-------- THE DATA

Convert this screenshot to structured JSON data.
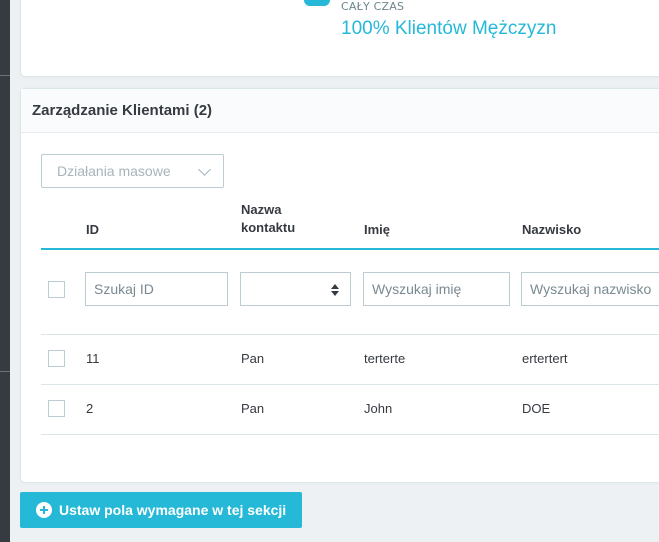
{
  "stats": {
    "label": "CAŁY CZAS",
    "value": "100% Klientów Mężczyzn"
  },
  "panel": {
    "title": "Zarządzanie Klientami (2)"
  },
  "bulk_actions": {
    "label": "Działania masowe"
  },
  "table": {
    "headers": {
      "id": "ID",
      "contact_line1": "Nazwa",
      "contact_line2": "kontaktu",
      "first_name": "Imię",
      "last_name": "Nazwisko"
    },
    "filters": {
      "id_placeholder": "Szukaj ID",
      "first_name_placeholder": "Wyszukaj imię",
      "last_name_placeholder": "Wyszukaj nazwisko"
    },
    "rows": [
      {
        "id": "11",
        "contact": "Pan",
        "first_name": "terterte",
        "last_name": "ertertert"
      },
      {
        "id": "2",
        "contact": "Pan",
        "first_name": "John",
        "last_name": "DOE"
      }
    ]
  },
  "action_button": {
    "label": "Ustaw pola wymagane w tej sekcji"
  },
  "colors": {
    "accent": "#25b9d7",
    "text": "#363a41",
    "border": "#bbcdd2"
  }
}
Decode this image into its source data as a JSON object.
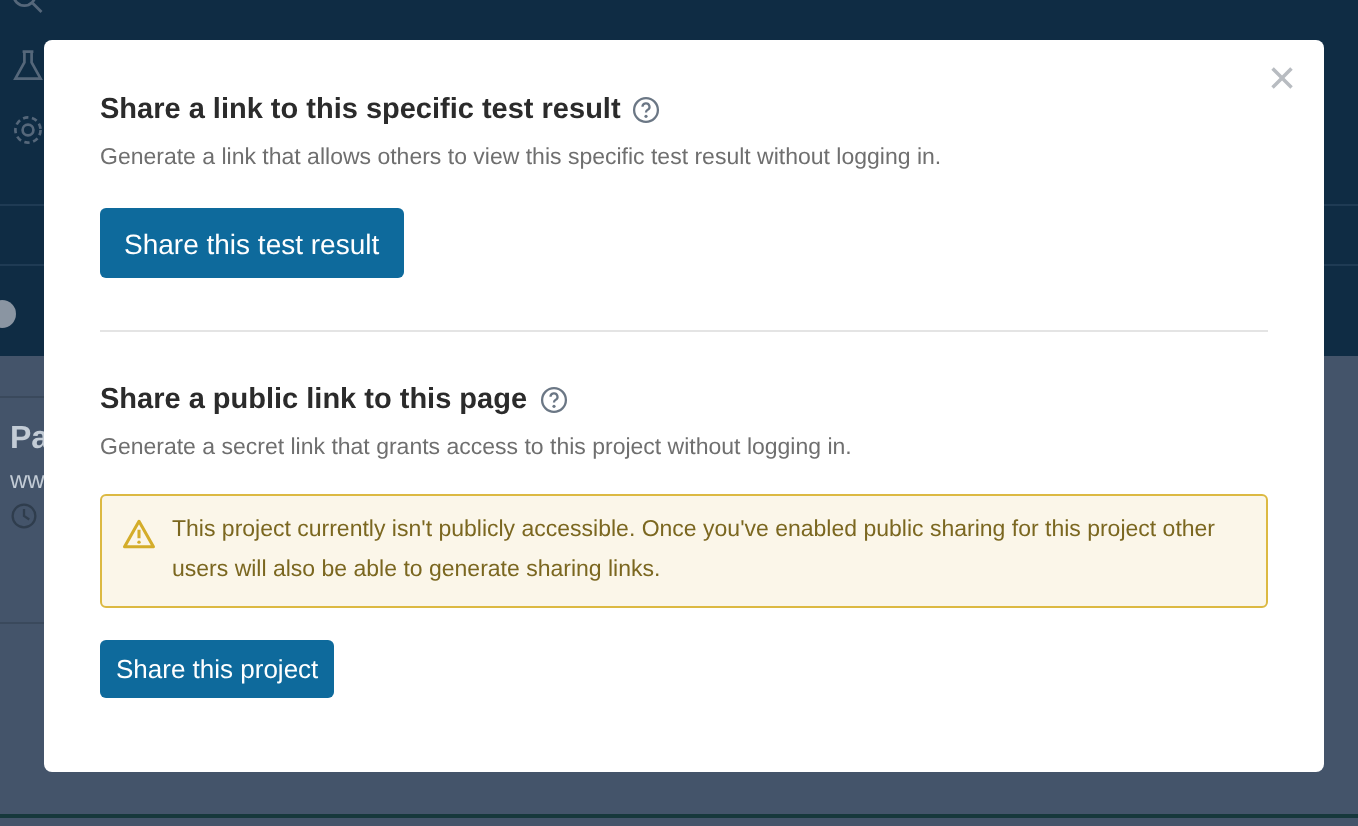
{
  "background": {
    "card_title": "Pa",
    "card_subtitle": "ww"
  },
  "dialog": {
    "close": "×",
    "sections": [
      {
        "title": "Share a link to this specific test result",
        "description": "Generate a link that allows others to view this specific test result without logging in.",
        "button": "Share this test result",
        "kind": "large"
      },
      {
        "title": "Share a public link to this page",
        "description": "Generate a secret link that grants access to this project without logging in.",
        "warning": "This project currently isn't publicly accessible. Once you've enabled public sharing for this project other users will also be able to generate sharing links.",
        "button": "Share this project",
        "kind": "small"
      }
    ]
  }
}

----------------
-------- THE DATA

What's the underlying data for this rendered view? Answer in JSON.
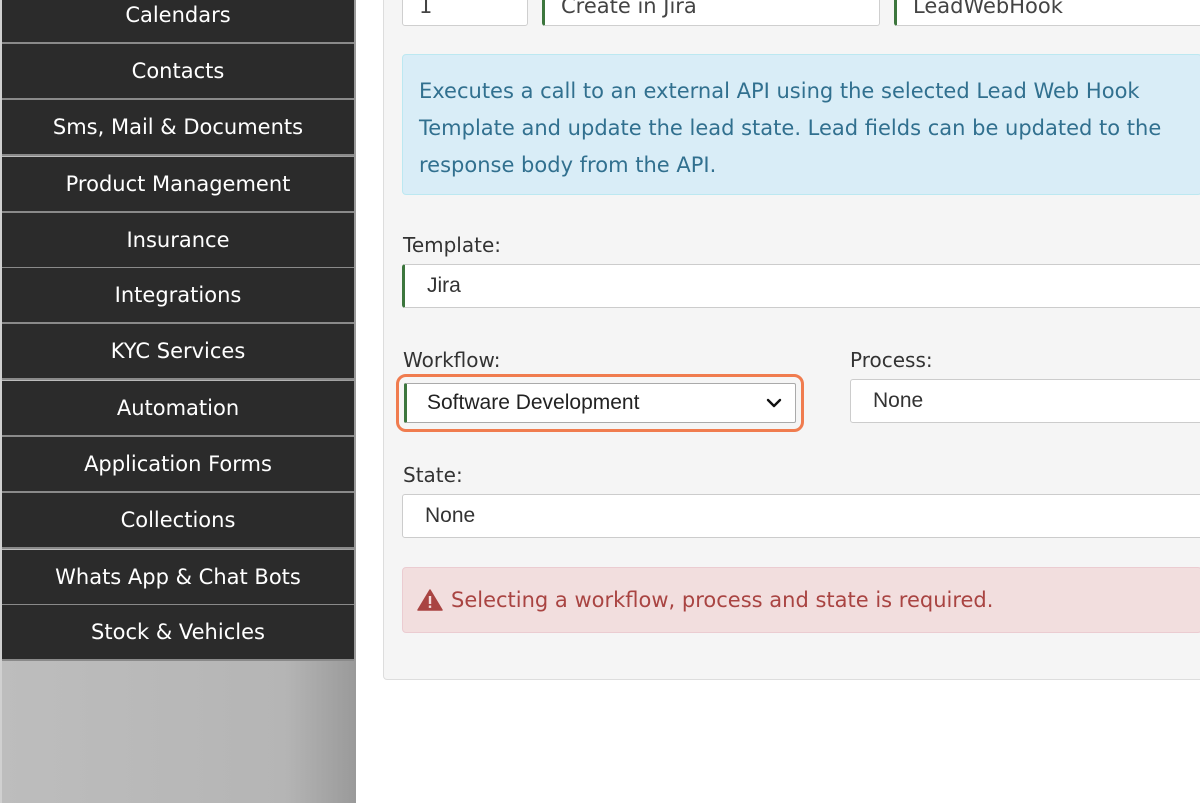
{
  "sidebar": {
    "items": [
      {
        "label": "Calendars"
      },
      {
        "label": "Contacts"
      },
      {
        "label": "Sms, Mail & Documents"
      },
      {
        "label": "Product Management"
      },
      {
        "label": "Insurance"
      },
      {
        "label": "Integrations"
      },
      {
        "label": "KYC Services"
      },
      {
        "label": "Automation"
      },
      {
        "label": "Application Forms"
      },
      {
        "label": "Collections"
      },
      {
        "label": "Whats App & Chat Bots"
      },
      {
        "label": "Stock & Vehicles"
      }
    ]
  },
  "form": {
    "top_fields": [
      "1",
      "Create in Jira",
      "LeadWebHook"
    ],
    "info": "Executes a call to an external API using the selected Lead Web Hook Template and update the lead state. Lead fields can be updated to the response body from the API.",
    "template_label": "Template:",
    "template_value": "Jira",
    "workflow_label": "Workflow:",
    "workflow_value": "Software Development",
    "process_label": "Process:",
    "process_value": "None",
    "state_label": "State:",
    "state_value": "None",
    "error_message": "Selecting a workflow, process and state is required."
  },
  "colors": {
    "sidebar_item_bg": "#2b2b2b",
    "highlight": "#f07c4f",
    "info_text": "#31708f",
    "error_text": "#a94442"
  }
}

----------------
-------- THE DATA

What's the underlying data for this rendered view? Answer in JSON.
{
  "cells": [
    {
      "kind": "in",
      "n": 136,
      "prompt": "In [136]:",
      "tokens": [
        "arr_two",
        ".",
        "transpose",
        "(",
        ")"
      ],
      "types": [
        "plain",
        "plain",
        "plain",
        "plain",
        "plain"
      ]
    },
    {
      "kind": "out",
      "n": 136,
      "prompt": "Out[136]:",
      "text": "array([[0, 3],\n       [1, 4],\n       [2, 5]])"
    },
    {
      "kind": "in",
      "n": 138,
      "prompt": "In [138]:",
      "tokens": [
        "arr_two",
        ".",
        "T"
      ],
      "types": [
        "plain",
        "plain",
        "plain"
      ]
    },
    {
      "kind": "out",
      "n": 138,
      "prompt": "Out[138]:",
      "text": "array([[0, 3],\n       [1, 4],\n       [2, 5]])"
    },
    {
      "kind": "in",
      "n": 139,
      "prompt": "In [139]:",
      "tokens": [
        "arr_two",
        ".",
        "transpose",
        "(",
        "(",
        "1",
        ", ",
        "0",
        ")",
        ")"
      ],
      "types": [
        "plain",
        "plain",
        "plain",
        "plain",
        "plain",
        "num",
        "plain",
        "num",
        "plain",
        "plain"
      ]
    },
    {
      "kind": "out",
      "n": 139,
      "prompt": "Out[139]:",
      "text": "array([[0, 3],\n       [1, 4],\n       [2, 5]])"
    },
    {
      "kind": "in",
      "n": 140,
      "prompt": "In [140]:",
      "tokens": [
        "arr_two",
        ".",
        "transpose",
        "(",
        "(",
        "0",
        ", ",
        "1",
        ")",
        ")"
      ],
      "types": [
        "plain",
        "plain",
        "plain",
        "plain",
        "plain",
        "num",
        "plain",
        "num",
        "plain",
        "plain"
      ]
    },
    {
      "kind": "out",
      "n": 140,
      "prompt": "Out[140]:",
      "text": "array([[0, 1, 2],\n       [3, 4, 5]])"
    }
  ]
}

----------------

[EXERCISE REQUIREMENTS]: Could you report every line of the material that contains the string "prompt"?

[OUTPUT OF THE TASK]:
      "prompt": "In [136]:",
      "prompt": "Out[136]:",
      "prompt": "In [138]:",
      "prompt": "Out[138]:",
      "prompt": "In [139]:",
      "prompt": "Out[139]:",
      "prompt": "In [140]:",
      "prompt": "Out[140]:",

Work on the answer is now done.